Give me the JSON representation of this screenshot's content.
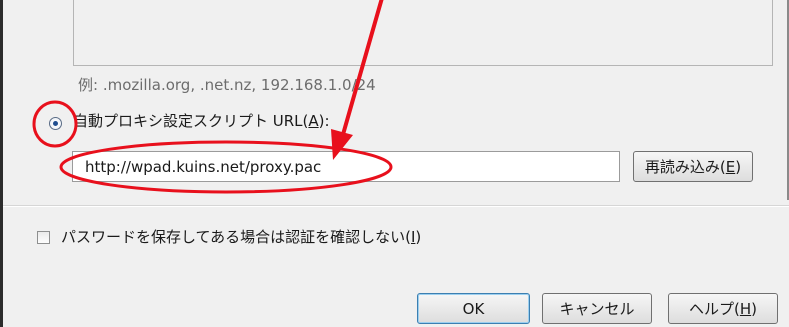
{
  "proxy": {
    "example_text": "例: .mozilla.org, .net.nz, 192.168.1.0/24",
    "auto_config_label_pre": "自動プロキシ設定スクリプト URL(",
    "auto_config_label_key": "A",
    "auto_config_label_post": "):",
    "auto_config_selected": true,
    "pac_url": "http://wpad.kuins.net/proxy.pac",
    "reload_label_pre": "再読み込み(",
    "reload_label_key": "E",
    "reload_label_post": ")",
    "no_auth_prompt_label_pre": "パスワードを保存してある場合は認証を確認しない(",
    "no_auth_prompt_label_key": "I",
    "no_auth_prompt_label_post": ")",
    "no_auth_prompt_checked": false
  },
  "footer": {
    "ok_label": "OK",
    "cancel_label": "キャンセル",
    "help_label_pre": "ヘルプ(",
    "help_label_key": "H",
    "help_label_post": ")"
  },
  "annotation": {
    "color": "#e8101c"
  }
}
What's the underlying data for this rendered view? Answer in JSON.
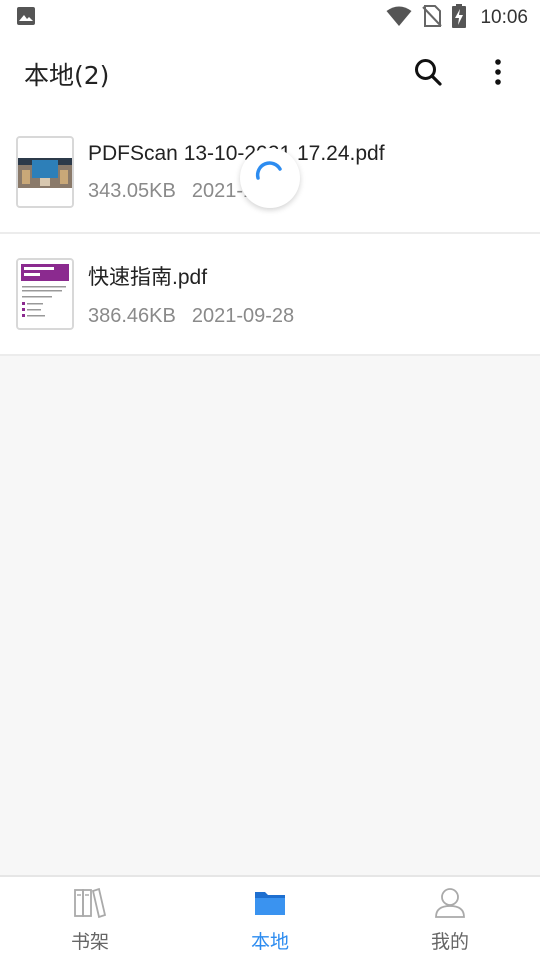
{
  "status_bar": {
    "time": "10:06",
    "icons": [
      "image-icon",
      "wifi-icon",
      "no-sim-icon",
      "battery-charging-icon"
    ]
  },
  "app_bar": {
    "title": "本地(2)",
    "actions": [
      "search-icon",
      "more-vert-icon"
    ]
  },
  "files": [
    {
      "name": "PDFScan 13-10-2021 17.24.pdf",
      "size": "343.05KB",
      "date": "2021-10-13"
    },
    {
      "name": "快速指南.pdf",
      "size": "386.46KB",
      "date": "2021-09-28"
    }
  ],
  "loading": {
    "icon": "spinner-icon",
    "color": "#2d8cf0"
  },
  "bottom_nav": {
    "active_color": "#2d8cf0",
    "items": [
      {
        "label": "书架",
        "icon": "bookshelf-icon",
        "active": false
      },
      {
        "label": "本地",
        "icon": "folder-icon",
        "active": true
      },
      {
        "label": "我的",
        "icon": "person-icon",
        "active": false
      }
    ]
  }
}
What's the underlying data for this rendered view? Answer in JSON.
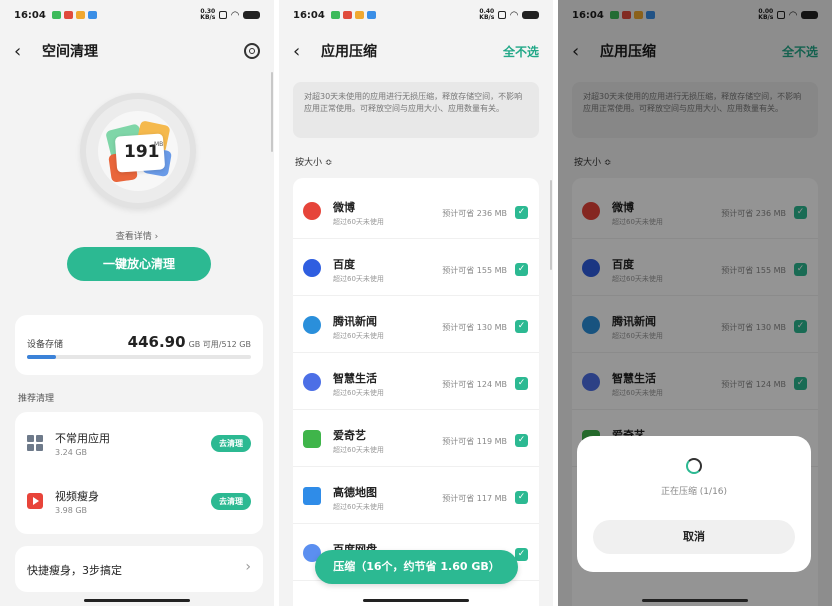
{
  "status_bar": {
    "time": "16:04",
    "net_p1": "0.30",
    "net_p2": "0.40",
    "net_p3": "0.00",
    "net_unit": "KB/s"
  },
  "panel1": {
    "title": "空间清理",
    "junk_value": "191",
    "junk_unit": "MB",
    "detail_link": "查看详情 ›",
    "primary_button": "一键放心清理",
    "storage": {
      "label": "设备存储",
      "available": "446.90",
      "suffix": "GB 可用/512 GB",
      "used_fraction": 0.13
    },
    "section_title": "推荐清理",
    "recommendations": [
      {
        "name": "不常用应用",
        "size": "3.24 GB",
        "action": "去清理",
        "icon": "grid-apps-icon"
      },
      {
        "name": "视频瘦身",
        "size": "3.98 GB",
        "action": "去清理",
        "icon": "video-icon"
      }
    ],
    "quick": {
      "label": "快捷瘦身，3步搞定"
    }
  },
  "panel2": {
    "title": "应用压缩",
    "deselect_all": "全不选",
    "notice": "对超30天未使用的应用进行无损压缩，释放存储空间，不影响应用正常使用。可释放空间与应用大小、应用数量有关。",
    "sort_label": "按大小 ≎",
    "apps": [
      {
        "name": "微博",
        "sub": "超过60天未使用",
        "estimate": "预计可省 236 MB",
        "color": "#e6443a"
      },
      {
        "name": "百度",
        "sub": "超过60天未使用",
        "estimate": "预计可省 155 MB",
        "color": "#2f5ee0"
      },
      {
        "name": "腾讯新闻",
        "sub": "超过60天未使用",
        "estimate": "预计可省 130 MB",
        "color": "#2a8fdb"
      },
      {
        "name": "智慧生活",
        "sub": "超过60天未使用",
        "estimate": "预计可省 124 MB",
        "color": "#4c6fe6"
      },
      {
        "name": "爱奇艺",
        "sub": "超过60天未使用",
        "estimate": "预计可省 119 MB",
        "color": "#3fb54a"
      },
      {
        "name": "高德地图",
        "sub": "超过60天未使用",
        "estimate": "预计可省 117 MB",
        "color": "#2f8ce8"
      },
      {
        "name": "百度网盘",
        "sub": "",
        "estimate": "",
        "color": "#5b8ff0"
      }
    ],
    "compress_button": "压缩（16个，约节省 1.60 GB）"
  },
  "panel3": {
    "title": "应用压缩",
    "deselect_all": "全不选",
    "apps_visible": [
      {
        "name": "微博",
        "sub": "超过60天未使用",
        "estimate": "预计可省 236 MB"
      },
      {
        "name": "百度",
        "sub": "超过60天未使用",
        "estimate": "预计可省 155 MB"
      },
      {
        "name": "腾讯新闻",
        "sub": "超过60天未使用",
        "estimate": "预计可省 130 MB"
      },
      {
        "name": "智慧生活",
        "sub": "超过60天未使用",
        "estimate": "预计可省 124 MB"
      },
      {
        "name": "爱奇艺",
        "sub": "",
        "estimate": ""
      }
    ],
    "dialog": {
      "status": "正在压缩 (1/16)",
      "cancel": "取消"
    }
  }
}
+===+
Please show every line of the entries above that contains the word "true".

    "auto_config_selected": true,
        "active": true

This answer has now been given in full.